### Problem to solve
Output the data below exactly, images excluded.

### Records provided
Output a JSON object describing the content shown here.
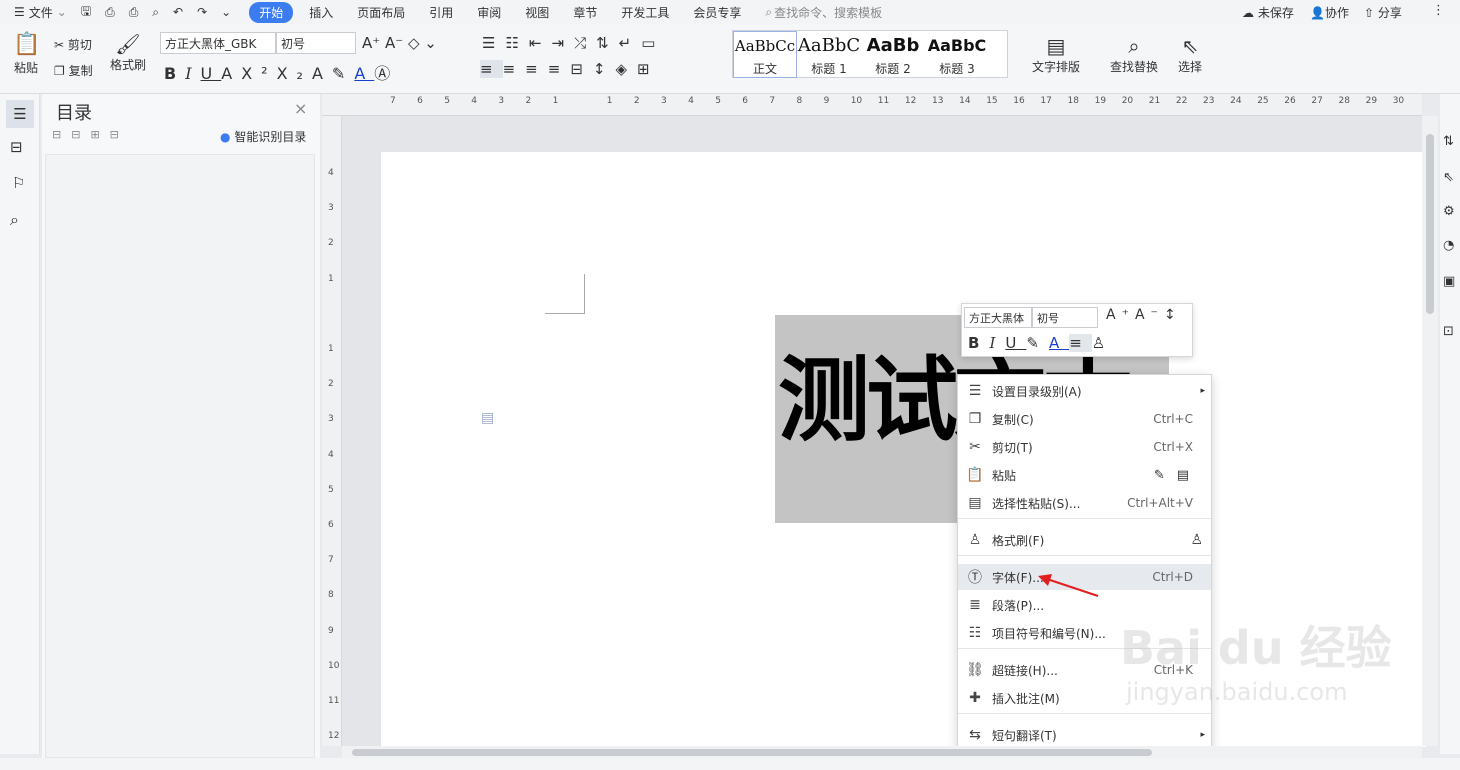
{
  "menubar": {
    "file": "文件",
    "tabs": [
      "开始",
      "插入",
      "页面布局",
      "引用",
      "审阅",
      "视图",
      "章节",
      "开发工具",
      "会员专享"
    ],
    "search_placeholder": "查找命令、搜索模板",
    "unsaved": "未保存",
    "collab": "协作",
    "share": "分享"
  },
  "ribbon": {
    "paste": "粘贴",
    "cut": "剪切",
    "copy": "复制",
    "format_painter": "格式刷",
    "font_name": "方正大黑体_GBK",
    "font_size": "初号",
    "styles": [
      {
        "preview": "AaBbCc",
        "name": "正文"
      },
      {
        "preview": "AaBbC",
        "name": "标题 1"
      },
      {
        "preview": "AaBb",
        "name": "标题 2"
      },
      {
        "preview": "AaBbC",
        "name": "标题 3"
      }
    ],
    "text_layout": "文字排版",
    "find_replace": "查找替换",
    "select": "选择"
  },
  "toc": {
    "title": "目录",
    "smart": "智能识别目录"
  },
  "ruler_top": [
    "7",
    "6",
    "5",
    "4",
    "3",
    "2",
    "1",
    "",
    "1",
    "2",
    "3",
    "4",
    "5",
    "6",
    "7",
    "8",
    "9",
    "10",
    "11",
    "12",
    "13",
    "14",
    "15",
    "16",
    "17",
    "18",
    "19",
    "20",
    "21",
    "22",
    "23",
    "24",
    "25",
    "26",
    "27",
    "28",
    "29",
    "30"
  ],
  "ruler_left": [
    "4",
    "3",
    "2",
    "1",
    "",
    "1",
    "2",
    "3",
    "4",
    "5",
    "6",
    "7",
    "8",
    "9",
    "10",
    "11",
    "12"
  ],
  "document": {
    "text": "测试文本"
  },
  "mini_toolbar": {
    "font": "方正大黑体",
    "size": "初号"
  },
  "context_menu": [
    {
      "icon": "toc-level-icon",
      "label": "设置目录级别(A)",
      "shortcut": "",
      "arrow": true
    },
    {
      "icon": "copy-icon",
      "label": "复制(C)",
      "shortcut": "Ctrl+C"
    },
    {
      "icon": "scissors-icon",
      "label": "剪切(T)",
      "shortcut": "Ctrl+X"
    },
    {
      "icon": "paste-icon",
      "label": "粘贴",
      "shortcut": ""
    },
    {
      "icon": "paste-special-icon",
      "label": "选择性粘贴(S)...",
      "shortcut": "Ctrl+Alt+V"
    },
    {
      "icon": "format-painter-icon",
      "label": "格式刷(F)",
      "shortcut": ""
    },
    {
      "icon": "font-icon",
      "label": "字体(F)...",
      "shortcut": "Ctrl+D"
    },
    {
      "icon": "paragraph-icon",
      "label": "段落(P)...",
      "shortcut": ""
    },
    {
      "icon": "list-icon",
      "label": "项目符号和编号(N)...",
      "shortcut": ""
    },
    {
      "icon": "link-icon",
      "label": "超链接(H)...",
      "shortcut": "Ctrl+K"
    },
    {
      "icon": "comment-icon",
      "label": "插入批注(M)",
      "shortcut": ""
    },
    {
      "icon": "translate-icon",
      "label": "短句翻译(T)",
      "shortcut": "",
      "arrow": true
    }
  ],
  "watermark": {
    "brand": "Bai du 经验",
    "url": "jingyan.baidu.com"
  },
  "colors": {
    "accent": "#3b7cf0",
    "selection": "#c4c4c4",
    "arrow": "#e02020"
  }
}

### Solution
Output a JSON object describing the content shown here.
{
  "menubar": {
    "file": "文件",
    "tabs": [
      "开始",
      "插入",
      "页面布局",
      "引用",
      "审阅",
      "视图",
      "章节",
      "开发工具",
      "会员专享"
    ],
    "search_placeholder": "查找命令、搜索模板",
    "unsaved": "未保存",
    "collab": "协作",
    "share": "分享"
  },
  "ribbon": {
    "paste": "粘贴",
    "cut": "剪切",
    "copy": "复制",
    "format_painter": "格式刷",
    "font_name": "方正大黑体_GBK",
    "font_size": "初号",
    "styles": [
      {
        "preview": "AaBbCc",
        "name": "正文"
      },
      {
        "preview": "AaBbC",
        "name": "标题 1"
      },
      {
        "preview": "AaBb",
        "name": "标题 2"
      },
      {
        "preview": "AaBbC",
        "name": "标题 3"
      }
    ],
    "text_layout": "文字排版",
    "find_replace": "查找替换",
    "select": "选择"
  },
  "toc": {
    "title": "目录",
    "smart": "智能识别目录"
  },
  "ruler_top": [
    "7",
    "6",
    "5",
    "4",
    "3",
    "2",
    "1",
    "",
    "1",
    "2",
    "3",
    "4",
    "5",
    "6",
    "7",
    "8",
    "9",
    "10",
    "11",
    "12",
    "13",
    "14",
    "15",
    "16",
    "17",
    "18",
    "19",
    "20",
    "21",
    "22",
    "23",
    "24",
    "25",
    "26",
    "27",
    "28",
    "29",
    "30"
  ],
  "ruler_left": [
    "4",
    "3",
    "2",
    "1",
    "",
    "1",
    "2",
    "3",
    "4",
    "5",
    "6",
    "7",
    "8",
    "9",
    "10",
    "11",
    "12"
  ],
  "document": {
    "text": "测试文本"
  },
  "mini_toolbar": {
    "font": "方正大黑体",
    "size": "初号"
  },
  "context_menu": [
    {
      "icon": "toc-level-icon",
      "label": "设置目录级别(A)",
      "shortcut": "",
      "arrow": true
    },
    {
      "icon": "copy-icon",
      "label": "复制(C)",
      "shortcut": "Ctrl+C"
    },
    {
      "icon": "scissors-icon",
      "label": "剪切(T)",
      "shortcut": "Ctrl+X"
    },
    {
      "icon": "paste-icon",
      "label": "粘贴",
      "shortcut": ""
    },
    {
      "icon": "paste-special-icon",
      "label": "选择性粘贴(S)...",
      "shortcut": "Ctrl+Alt+V"
    },
    {
      "icon": "format-painter-icon",
      "label": "格式刷(F)",
      "shortcut": ""
    },
    {
      "icon": "font-icon",
      "label": "字体(F)...",
      "shortcut": "Ctrl+D"
    },
    {
      "icon": "paragraph-icon",
      "label": "段落(P)...",
      "shortcut": ""
    },
    {
      "icon": "list-icon",
      "label": "项目符号和编号(N)...",
      "shortcut": ""
    },
    {
      "icon": "link-icon",
      "label": "超链接(H)...",
      "shortcut": "Ctrl+K"
    },
    {
      "icon": "comment-icon",
      "label": "插入批注(M)",
      "shortcut": ""
    },
    {
      "icon": "translate-icon",
      "label": "短句翻译(T)",
      "shortcut": "",
      "arrow": true
    }
  ],
  "watermark": {
    "brand": "Bai du 经验",
    "url": "jingyan.baidu.com"
  },
  "colors": {
    "accent": "#3b7cf0",
    "selection": "#c4c4c4",
    "arrow": "#e02020"
  }
}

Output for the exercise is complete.